Carlson, who came to St. Louis in 2009 from Saginaw, Mich., previously served as an auxiliary bishop in Minnesota, where he grew up. Carlson is named in the lawsuit as one of four church leaders who “learned or should have learned that Thurner had abused at least one child.”

 A 1982 internal memo included in the new suit indicates that Carlson had been informed of Thurner’s behavior.

“Father Thurner explained that he had had a brief sexual relationship with a 16 year old boy and had also purchased liquor for that boy,” Roach wrote to “Father Carlson” and another church leader in the memo. “… Father Thurner reviewed with me a fairly long history of anger, depression and ambivalence about sexuality.” Roach also said in the memo that Thurner would write a letter of resignation and seek immediate “treatment” and “intensive spiritual direction.”

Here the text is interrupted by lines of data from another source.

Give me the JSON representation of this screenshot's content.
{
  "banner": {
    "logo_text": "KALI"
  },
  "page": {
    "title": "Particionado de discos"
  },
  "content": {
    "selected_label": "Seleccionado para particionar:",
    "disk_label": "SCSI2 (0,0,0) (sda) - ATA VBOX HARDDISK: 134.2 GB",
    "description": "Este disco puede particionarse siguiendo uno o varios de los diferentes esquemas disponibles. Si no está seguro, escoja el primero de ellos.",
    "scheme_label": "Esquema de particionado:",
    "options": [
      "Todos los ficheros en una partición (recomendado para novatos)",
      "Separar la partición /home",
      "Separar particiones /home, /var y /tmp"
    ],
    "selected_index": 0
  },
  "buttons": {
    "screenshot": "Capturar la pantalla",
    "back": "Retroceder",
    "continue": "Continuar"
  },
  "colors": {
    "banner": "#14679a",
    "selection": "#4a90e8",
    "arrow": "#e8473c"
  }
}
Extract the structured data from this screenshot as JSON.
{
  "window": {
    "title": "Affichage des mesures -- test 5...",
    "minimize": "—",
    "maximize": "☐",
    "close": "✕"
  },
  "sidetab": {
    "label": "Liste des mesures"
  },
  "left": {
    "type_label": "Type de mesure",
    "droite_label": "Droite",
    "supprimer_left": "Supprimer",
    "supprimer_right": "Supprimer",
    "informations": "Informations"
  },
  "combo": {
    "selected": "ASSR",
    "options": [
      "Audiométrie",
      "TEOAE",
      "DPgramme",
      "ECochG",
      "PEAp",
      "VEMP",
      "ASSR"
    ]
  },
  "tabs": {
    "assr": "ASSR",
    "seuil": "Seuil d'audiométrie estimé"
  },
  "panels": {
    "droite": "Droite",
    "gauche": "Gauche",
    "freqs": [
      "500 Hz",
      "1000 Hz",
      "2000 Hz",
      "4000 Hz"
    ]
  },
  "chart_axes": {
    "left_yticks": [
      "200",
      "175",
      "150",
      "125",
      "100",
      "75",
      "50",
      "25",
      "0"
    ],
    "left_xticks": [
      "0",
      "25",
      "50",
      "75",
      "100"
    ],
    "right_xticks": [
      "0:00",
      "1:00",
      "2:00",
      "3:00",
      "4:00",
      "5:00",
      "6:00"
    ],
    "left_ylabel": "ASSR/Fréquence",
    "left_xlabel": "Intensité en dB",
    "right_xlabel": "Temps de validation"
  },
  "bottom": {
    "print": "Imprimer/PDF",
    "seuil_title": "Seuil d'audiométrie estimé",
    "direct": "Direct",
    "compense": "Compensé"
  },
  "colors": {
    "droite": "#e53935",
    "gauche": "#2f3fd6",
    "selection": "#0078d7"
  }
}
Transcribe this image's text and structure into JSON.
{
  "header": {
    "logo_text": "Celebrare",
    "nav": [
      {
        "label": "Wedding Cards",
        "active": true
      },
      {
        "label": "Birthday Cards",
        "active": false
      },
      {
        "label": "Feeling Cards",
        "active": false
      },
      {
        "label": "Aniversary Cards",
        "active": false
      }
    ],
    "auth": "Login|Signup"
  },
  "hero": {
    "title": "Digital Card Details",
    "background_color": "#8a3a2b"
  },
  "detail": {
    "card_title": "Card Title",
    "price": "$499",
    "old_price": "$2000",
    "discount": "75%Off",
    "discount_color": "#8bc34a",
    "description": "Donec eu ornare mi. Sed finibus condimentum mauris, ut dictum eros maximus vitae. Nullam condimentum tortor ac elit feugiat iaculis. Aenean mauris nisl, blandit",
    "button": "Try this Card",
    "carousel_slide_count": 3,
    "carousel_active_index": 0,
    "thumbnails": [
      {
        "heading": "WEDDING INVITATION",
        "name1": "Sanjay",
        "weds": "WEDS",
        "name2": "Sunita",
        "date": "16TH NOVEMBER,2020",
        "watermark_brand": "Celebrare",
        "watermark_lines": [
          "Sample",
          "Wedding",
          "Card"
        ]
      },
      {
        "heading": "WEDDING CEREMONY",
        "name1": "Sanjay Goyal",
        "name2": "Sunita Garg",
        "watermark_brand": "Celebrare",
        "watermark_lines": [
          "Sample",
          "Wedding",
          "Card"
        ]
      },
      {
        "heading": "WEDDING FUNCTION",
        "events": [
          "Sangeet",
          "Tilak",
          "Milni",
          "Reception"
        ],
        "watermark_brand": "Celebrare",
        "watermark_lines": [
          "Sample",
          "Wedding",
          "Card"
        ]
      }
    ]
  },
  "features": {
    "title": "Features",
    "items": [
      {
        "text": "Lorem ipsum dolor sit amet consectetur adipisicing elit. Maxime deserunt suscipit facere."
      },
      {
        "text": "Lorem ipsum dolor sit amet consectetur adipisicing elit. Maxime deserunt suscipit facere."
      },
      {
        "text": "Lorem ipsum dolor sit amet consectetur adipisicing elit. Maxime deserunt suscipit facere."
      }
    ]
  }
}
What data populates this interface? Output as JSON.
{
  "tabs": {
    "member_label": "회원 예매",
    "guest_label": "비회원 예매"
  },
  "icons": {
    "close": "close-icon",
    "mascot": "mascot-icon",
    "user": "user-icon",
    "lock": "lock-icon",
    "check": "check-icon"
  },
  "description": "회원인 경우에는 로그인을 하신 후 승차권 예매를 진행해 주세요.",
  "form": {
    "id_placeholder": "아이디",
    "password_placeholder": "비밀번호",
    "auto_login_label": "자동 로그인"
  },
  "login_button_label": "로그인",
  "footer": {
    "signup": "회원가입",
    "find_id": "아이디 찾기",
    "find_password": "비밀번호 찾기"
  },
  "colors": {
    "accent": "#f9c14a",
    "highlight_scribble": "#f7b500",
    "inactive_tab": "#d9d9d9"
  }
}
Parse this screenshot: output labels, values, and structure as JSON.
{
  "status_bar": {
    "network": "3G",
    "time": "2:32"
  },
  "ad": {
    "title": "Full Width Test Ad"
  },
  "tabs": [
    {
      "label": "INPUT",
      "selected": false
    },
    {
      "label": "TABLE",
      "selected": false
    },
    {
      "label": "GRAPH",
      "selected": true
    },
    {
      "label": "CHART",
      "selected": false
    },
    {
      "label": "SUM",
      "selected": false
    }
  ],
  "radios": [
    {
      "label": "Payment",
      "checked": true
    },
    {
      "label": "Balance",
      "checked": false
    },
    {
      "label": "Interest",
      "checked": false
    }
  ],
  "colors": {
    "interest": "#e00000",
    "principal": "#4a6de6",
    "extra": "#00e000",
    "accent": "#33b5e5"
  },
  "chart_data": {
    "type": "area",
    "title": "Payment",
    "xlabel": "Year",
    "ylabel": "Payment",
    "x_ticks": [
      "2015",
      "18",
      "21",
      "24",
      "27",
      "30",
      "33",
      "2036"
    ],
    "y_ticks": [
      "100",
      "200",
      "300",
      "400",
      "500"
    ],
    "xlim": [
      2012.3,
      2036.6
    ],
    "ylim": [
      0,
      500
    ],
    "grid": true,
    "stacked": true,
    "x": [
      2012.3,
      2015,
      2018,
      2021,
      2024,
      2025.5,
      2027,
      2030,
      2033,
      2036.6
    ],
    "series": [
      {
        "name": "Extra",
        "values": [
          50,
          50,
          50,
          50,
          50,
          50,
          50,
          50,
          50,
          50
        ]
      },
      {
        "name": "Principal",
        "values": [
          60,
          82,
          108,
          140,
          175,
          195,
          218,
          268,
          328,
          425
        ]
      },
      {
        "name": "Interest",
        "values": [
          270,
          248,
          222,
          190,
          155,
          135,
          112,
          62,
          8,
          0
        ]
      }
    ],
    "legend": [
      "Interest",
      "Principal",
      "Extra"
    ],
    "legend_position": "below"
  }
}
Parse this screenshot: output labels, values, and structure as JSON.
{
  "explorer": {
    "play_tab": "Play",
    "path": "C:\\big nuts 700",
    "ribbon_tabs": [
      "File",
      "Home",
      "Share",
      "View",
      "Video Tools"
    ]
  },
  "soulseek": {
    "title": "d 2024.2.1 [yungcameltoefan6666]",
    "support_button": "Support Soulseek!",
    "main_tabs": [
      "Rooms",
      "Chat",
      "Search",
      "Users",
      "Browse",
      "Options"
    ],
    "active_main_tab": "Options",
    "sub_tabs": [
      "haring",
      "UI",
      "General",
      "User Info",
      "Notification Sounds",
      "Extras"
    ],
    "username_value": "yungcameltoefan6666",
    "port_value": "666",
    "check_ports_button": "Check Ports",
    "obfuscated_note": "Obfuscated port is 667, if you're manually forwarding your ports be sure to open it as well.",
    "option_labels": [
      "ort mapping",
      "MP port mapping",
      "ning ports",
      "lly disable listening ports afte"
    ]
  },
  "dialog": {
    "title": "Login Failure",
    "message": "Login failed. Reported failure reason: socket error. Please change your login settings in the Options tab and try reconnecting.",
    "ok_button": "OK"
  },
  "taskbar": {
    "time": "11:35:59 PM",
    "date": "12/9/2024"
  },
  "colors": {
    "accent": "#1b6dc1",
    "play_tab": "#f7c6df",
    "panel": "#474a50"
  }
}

Though the memo says “the matter” was being investigated by local police, Anderson, the attorney, said police at that time knew only about the alcohol side of the allegations, not the sex abuse. No charges were filed.

Despite a resignation letter, Thurner was moved to a different church in 1983. And parishioners weren’t warned about the priest’s admitted abusive behavior, according to the suit. It was there that Thurner allegedly met Jane Doe 23’s devout Catholic family.

Now in her 30s, she says Thurner sexually abused her around 1985, when she was in second grade. She thought she was his only victim and kept quiet until last week, when she found reference to another case online from the 1990s in which two men claimed Thurner had abused them as teenagers.

Katie Pesha, executive director of communications and planning for the Archdiocese of St. Louis, and Angie Shelton, a community relations specialist, did not return calls seeking comment Tuesday afternoon. The archdiocese rarely comments on litigation.

According to a Minneapolis Star Tribune report, Doe 23’s lawsuit was made possible by a change in Minnesota law this year that gives past abuse victims a three-year window to bring lawsuits that previously were barred by a statute of limitations.

Carlson, who has mainly avoided controversy in the nationwide clergy sex abuse saga, has recently been targeted by victim advocates.

Apart from the Doe 23 case, the parents of a girl are suing the Archdiocese of St. Louis over claims that the Rev. Xiu Hui “Joseph” Jiang, an associate pastor at the St. Louis Cathedral Basilica in the Central West End, molested their daughter. Jiang, 30, who followed Carlson to St. Louis from Saginaw and was close to the archbishop, was charged last year with first-degree endangering the welfare of a child and tampering with a witness or victim. His criminal trial was recently postponed in Pike County. No date has been set.